**Provided data:**

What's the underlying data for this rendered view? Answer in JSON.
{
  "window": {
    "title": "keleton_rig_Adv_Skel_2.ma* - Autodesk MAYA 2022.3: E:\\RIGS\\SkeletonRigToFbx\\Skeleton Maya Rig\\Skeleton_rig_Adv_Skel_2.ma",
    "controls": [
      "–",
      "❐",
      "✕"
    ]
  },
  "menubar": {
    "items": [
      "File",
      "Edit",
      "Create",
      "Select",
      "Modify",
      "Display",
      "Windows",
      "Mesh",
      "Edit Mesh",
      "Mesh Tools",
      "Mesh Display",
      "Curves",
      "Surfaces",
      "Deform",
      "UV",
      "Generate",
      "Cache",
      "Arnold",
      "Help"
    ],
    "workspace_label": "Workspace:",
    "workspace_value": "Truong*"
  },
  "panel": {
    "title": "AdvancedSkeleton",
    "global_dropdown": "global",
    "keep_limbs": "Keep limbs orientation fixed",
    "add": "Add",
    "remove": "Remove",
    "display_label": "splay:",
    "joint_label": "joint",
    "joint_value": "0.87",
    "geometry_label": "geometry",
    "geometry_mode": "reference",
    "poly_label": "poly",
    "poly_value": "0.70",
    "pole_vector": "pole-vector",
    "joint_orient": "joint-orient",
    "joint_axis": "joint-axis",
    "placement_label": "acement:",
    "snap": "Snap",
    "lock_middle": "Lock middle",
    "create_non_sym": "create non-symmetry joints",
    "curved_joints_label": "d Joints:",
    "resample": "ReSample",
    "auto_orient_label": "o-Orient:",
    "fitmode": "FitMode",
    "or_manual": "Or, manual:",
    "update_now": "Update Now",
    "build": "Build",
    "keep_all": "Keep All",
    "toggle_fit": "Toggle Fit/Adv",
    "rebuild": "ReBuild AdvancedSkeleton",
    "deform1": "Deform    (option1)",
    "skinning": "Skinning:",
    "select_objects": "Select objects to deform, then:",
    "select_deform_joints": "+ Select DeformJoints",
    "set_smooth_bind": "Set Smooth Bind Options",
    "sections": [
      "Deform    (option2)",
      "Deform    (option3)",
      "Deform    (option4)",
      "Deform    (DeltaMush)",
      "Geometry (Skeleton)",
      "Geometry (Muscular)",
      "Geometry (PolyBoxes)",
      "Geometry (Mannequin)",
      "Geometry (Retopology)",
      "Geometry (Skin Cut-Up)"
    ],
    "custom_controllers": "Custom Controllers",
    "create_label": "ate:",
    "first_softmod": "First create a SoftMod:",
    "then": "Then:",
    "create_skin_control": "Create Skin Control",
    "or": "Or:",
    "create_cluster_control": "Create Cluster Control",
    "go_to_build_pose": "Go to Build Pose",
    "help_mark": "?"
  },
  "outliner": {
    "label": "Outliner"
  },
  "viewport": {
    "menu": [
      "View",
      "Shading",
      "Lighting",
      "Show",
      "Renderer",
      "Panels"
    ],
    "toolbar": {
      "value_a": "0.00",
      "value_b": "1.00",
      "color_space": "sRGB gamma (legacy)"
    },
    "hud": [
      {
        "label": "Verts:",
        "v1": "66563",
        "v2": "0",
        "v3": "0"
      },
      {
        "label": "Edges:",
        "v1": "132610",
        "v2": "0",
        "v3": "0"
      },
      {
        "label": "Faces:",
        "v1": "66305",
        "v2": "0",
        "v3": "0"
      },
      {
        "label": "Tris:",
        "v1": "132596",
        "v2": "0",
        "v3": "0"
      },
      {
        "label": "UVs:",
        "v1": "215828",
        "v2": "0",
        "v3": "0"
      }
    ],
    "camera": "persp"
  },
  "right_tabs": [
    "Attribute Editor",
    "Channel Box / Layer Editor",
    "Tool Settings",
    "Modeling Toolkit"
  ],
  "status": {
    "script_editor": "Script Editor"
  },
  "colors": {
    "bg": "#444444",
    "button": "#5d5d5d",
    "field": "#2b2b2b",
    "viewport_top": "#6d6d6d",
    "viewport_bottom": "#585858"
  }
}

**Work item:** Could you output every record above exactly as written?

**Problem solution:**
What's the underlying data for this rendered view? Answer in JSON.
{
  "window": {
    "title": "keleton_rig_Adv_Skel_2.ma* - Autodesk MAYA 2022.3: E:\\RIGS\\SkeletonRigToFbx\\Skeleton Maya Rig\\Skeleton_rig_Adv_Skel_2.ma",
    "controls": [
      "–",
      "❐",
      "✕"
    ]
  },
  "menubar": {
    "items": [
      "File",
      "Edit",
      "Create",
      "Select",
      "Modify",
      "Display",
      "Windows",
      "Mesh",
      "Edit Mesh",
      "Mesh Tools",
      "Mesh Display",
      "Curves",
      "Surfaces",
      "Deform",
      "UV",
      "Generate",
      "Cache",
      "Arnold",
      "Help"
    ],
    "workspace_label": "Workspace:",
    "workspace_value": "Truong*"
  },
  "panel": {
    "title": "AdvancedSkeleton",
    "global_dropdown": "global",
    "keep_limbs": "Keep limbs orientation fixed",
    "add": "Add",
    "remove": "Remove",
    "display_label": "splay:",
    "joint_label": "joint",
    "joint_value": "0.87",
    "geometry_label": "geometry",
    "geometry_mode": "reference",
    "poly_label": "poly",
    "poly_value": "0.70",
    "pole_vector": "pole-vector",
    "joint_orient": "joint-orient",
    "joint_axis": "joint-axis",
    "placement_label": "acement:",
    "snap": "Snap",
    "lock_middle": "Lock middle",
    "create_non_sym": "create non-symmetry joints",
    "curved_joints_label": "d Joints:",
    "resample": "ReSample",
    "auto_orient_label": "o-Orient:",
    "fitmode": "FitMode",
    "or_manual": "Or, manual:",
    "update_now": "Update Now",
    "build": "Build",
    "keep_all": "Keep All",
    "toggle_fit": "Toggle Fit/Adv",
    "rebuild": "ReBuild AdvancedSkeleton",
    "deform1": "Deform    (option1)",
    "skinning": "Skinning:",
    "select_objects": "Select objects to deform, then:",
    "select_deform_joints": "+ Select DeformJoints",
    "set_smooth_bind": "Set Smooth Bind Options",
    "sections": [
      "Deform    (option2)",
      "Deform    (option3)",
      "Deform    (option4)",
      "Deform    (DeltaMush)",
      "Geometry (Skeleton)",
      "Geometry (Muscular)",
      "Geometry (PolyBoxes)",
      "Geometry (Mannequin)",
      "Geometry (Retopology)",
      "Geometry (Skin Cut-Up)"
    ],
    "custom_controllers": "Custom Controllers",
    "create_label": "ate:",
    "first_softmod": "First create a SoftMod:",
    "then": "Then:",
    "create_skin_control": "Create Skin Control",
    "or": "Or:",
    "create_cluster_control": "Create Cluster Control",
    "go_to_build_pose": "Go to Build Pose",
    "help_mark": "?"
  },
  "outliner": {
    "label": "Outliner"
  },
  "viewport": {
    "menu": [
      "View",
      "Shading",
      "Lighting",
      "Show",
      "Renderer",
      "Panels"
    ],
    "toolbar": {
      "value_a": "0.00",
      "value_b": "1.00",
      "color_space": "sRGB gamma (legacy)"
    },
    "hud": [
      {
        "label": "Verts:",
        "v1": "66563",
        "v2": "0",
        "v3": "0"
      },
      {
        "label": "Edges:",
        "v1": "132610",
        "v2": "0",
        "v3": "0"
      },
      {
        "label": "Faces:",
        "v1": "66305",
        "v2": "0",
        "v3": "0"
      },
      {
        "label": "Tris:",
        "v1": "132596",
        "v2": "0",
        "v3": "0"
      },
      {
        "label": "UVs:",
        "v1": "215828",
        "v2": "0",
        "v3": "0"
      }
    ],
    "camera": "persp"
  },
  "right_tabs": [
    "Attribute Editor",
    "Channel Box / Layer Editor",
    "Tool Settings",
    "Modeling Toolkit"
  ],
  "status": {
    "script_editor": "Script Editor"
  },
  "colors": {
    "bg": "#444444",
    "button": "#5d5d5d",
    "field": "#2b2b2b",
    "viewport_top": "#6d6d6d",
    "viewport_bottom": "#585858"
  }
}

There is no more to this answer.